To grab a larger portion of the global smartphone market, some Apple investors argue the company needs to introduce a lower-priced iPhone that can appeal to customers in developing countries where carriers don’t subsidize handset purchases.
Cook said Apple still offers consumers that option by continuing to sell older models at reduced prices. The iPhone 4 was selling out throughout the quarter, Cook said. In China, the world’s largest phone market, sales grew 67 percent to $6.8 billion. IPhone sales more than doubled in China, where Apple opened 4 stores during the quarter.
Sales of the iPhone, Apple’s biggest source of revenue and profit, reached 47.8 million units, matching the prediction by analysts surveyed by Bloomberg. The company also sold 22.9 million iPads, above the projected 22.4 million units.
While Apple revamped its Mac personal-computer lineup during the quarter, selling 4.1 million Macs, that wasn’t enough to beat analysts’ estimates for 5.1 million units. Apple sold 12.7 million iPods, more than the projection for 11.4 million units. Cook said Apple couldn’t manufacture enough Macs to keep up with demand, holding back sales.
Some investors are looking at the drop-off in Apple’s stock since a September high as a buying opportunity.
“This is not by any stretch of the imagination a broken company,” said David Rolfe, chief investment officer at Wedgewood Partners.
Cook displayed similar confidence when asked about future products.
“We’re working on some incredible stuff,” he said. “We feel great about what we’ve got in store.”

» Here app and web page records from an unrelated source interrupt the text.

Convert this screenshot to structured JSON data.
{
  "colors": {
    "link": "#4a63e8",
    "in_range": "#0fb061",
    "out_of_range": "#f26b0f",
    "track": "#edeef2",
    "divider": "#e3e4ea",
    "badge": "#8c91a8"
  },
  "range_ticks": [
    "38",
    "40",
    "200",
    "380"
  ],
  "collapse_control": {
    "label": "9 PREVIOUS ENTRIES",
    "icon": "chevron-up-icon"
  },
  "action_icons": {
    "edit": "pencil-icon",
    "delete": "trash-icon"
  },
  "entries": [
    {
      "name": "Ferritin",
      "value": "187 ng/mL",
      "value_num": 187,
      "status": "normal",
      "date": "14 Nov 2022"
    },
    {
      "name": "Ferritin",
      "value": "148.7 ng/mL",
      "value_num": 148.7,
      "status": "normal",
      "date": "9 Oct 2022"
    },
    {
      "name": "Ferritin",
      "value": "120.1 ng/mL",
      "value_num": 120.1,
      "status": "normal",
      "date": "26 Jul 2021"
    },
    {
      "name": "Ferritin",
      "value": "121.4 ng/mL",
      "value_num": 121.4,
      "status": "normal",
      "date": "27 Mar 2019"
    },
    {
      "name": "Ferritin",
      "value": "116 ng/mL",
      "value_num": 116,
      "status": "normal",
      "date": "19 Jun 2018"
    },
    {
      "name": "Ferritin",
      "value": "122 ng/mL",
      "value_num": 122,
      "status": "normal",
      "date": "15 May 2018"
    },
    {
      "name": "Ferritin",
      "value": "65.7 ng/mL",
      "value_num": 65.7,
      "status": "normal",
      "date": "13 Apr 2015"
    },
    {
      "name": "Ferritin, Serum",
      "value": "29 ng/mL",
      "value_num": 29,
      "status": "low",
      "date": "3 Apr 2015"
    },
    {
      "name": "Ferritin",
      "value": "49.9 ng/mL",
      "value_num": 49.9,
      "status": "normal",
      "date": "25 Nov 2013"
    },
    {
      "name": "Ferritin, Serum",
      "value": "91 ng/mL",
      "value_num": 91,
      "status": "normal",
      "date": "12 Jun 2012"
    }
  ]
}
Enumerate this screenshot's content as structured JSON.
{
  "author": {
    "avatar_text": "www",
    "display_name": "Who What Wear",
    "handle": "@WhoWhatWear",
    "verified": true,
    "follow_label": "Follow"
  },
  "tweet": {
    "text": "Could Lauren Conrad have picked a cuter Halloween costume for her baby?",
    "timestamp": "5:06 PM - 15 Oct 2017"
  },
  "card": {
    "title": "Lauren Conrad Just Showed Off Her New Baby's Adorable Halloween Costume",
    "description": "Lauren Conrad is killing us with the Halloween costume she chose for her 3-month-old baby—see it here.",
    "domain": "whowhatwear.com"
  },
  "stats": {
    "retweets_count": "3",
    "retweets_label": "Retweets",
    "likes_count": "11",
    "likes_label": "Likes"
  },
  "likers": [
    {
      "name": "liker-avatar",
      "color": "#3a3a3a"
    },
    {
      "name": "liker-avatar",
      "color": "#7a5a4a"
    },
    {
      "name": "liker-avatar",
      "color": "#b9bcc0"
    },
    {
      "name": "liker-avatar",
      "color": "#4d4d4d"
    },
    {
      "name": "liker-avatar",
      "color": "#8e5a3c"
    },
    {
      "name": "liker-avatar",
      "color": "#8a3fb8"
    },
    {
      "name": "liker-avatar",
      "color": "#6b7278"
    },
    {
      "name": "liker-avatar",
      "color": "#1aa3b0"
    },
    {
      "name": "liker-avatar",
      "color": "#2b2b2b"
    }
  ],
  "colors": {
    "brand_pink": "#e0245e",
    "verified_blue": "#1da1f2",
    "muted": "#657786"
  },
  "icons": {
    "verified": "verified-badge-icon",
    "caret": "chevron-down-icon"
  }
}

To contact the editor responsible for this story: Tom Giles at firstname.lastname@example.org